Dataset rows for apps and sites:
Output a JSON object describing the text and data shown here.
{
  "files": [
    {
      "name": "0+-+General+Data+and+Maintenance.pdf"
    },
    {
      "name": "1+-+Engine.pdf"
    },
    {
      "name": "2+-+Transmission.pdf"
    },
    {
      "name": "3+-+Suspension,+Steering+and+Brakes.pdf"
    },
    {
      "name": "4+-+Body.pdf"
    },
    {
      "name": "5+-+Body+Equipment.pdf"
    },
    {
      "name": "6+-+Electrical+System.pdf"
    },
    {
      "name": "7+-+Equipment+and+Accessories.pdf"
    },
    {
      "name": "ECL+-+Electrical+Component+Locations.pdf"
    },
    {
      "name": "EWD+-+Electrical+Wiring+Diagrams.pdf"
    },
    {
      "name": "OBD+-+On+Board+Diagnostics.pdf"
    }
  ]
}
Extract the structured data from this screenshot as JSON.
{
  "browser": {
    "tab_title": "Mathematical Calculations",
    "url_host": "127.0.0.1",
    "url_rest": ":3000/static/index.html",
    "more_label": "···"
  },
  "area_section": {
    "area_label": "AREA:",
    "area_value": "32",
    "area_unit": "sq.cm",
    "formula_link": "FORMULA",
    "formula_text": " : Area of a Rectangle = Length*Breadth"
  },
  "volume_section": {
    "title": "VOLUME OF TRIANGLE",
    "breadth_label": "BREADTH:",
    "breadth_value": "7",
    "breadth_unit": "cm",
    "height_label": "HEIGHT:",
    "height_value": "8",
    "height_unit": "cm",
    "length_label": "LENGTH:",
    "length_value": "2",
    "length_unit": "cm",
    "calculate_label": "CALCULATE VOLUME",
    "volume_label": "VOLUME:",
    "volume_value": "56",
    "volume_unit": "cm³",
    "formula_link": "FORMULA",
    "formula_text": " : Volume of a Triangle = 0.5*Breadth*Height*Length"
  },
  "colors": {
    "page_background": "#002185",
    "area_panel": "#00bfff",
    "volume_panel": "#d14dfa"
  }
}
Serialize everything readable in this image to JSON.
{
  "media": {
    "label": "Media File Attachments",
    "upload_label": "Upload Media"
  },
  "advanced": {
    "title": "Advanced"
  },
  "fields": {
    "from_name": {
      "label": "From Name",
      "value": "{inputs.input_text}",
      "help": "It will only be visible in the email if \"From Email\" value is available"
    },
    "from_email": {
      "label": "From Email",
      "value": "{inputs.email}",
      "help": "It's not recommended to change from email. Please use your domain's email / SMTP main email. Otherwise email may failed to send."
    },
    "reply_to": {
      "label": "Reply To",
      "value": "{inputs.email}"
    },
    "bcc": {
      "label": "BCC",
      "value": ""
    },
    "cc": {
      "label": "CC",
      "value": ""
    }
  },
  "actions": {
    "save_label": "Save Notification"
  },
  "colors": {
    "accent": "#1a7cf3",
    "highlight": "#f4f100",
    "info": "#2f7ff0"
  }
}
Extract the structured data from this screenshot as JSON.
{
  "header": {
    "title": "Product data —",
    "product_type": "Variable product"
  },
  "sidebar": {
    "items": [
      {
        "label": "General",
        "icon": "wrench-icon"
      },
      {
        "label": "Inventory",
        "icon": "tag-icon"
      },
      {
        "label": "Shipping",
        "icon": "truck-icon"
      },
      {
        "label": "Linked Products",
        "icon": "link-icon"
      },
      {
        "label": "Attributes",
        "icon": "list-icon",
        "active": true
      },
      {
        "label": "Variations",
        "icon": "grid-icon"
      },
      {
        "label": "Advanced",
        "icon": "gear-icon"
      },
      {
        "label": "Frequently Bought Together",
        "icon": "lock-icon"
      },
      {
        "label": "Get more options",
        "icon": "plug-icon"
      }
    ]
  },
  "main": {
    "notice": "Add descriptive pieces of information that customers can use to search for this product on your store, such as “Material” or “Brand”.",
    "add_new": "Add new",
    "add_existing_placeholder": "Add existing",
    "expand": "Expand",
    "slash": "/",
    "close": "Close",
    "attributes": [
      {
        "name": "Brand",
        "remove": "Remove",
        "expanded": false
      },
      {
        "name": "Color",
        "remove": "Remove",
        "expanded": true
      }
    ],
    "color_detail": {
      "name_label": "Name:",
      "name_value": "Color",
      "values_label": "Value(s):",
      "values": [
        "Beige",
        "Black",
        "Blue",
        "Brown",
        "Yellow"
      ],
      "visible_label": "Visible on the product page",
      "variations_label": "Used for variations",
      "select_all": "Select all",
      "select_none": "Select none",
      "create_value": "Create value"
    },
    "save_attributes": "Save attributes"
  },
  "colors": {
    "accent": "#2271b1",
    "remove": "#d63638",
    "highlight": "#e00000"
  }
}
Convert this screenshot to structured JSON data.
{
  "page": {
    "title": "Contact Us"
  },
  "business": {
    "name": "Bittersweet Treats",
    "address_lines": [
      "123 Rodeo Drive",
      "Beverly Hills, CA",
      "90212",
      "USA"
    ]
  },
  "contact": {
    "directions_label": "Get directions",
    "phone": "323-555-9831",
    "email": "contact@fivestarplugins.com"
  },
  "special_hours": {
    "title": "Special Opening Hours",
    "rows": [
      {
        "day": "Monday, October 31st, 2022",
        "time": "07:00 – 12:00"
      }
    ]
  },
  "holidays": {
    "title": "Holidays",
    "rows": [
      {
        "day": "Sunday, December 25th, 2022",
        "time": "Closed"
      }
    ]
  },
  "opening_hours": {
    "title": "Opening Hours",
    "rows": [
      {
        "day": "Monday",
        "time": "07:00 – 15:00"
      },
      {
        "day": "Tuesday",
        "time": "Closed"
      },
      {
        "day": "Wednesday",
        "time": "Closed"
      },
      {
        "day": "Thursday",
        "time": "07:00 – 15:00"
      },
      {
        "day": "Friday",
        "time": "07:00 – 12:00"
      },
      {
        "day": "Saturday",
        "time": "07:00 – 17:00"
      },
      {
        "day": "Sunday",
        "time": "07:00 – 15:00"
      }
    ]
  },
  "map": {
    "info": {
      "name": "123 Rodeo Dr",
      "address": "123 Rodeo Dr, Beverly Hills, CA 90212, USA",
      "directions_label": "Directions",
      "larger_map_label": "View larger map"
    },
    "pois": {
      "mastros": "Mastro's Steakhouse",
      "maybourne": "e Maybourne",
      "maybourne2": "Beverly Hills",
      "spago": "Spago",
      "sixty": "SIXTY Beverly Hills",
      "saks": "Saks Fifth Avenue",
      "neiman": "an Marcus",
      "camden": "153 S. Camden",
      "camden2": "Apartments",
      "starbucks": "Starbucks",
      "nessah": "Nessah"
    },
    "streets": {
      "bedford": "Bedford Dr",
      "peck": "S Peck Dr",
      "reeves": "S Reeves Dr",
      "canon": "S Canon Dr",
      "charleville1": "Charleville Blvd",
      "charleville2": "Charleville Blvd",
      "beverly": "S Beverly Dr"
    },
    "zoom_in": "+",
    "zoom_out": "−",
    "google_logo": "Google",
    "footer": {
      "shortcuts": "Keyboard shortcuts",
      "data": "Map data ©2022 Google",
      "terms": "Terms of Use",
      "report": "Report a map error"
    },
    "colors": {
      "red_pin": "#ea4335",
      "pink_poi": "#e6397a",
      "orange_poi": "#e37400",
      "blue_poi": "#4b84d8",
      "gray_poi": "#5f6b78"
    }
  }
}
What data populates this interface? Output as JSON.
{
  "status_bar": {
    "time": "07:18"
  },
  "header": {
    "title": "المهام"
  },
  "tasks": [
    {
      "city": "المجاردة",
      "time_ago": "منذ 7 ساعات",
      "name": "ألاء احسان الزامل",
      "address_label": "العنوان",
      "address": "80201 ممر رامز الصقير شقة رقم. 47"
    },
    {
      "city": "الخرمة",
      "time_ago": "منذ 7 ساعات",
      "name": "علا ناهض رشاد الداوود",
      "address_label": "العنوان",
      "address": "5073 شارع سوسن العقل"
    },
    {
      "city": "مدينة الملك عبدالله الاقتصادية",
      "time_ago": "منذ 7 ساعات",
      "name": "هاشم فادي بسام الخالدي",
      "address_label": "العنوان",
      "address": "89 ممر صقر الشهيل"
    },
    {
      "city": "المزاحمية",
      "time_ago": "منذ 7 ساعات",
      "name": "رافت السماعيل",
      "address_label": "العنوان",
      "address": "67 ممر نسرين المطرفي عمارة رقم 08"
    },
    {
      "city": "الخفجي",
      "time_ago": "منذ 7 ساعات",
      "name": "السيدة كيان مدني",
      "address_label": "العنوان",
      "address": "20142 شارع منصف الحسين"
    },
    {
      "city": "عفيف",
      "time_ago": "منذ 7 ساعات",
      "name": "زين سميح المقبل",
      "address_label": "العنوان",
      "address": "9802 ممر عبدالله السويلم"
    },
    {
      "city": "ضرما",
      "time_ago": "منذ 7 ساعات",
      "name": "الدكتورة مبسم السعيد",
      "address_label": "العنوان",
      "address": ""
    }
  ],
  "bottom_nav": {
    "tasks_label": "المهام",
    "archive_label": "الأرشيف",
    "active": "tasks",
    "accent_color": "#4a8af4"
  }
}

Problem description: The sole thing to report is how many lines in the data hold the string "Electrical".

Result of this task: 3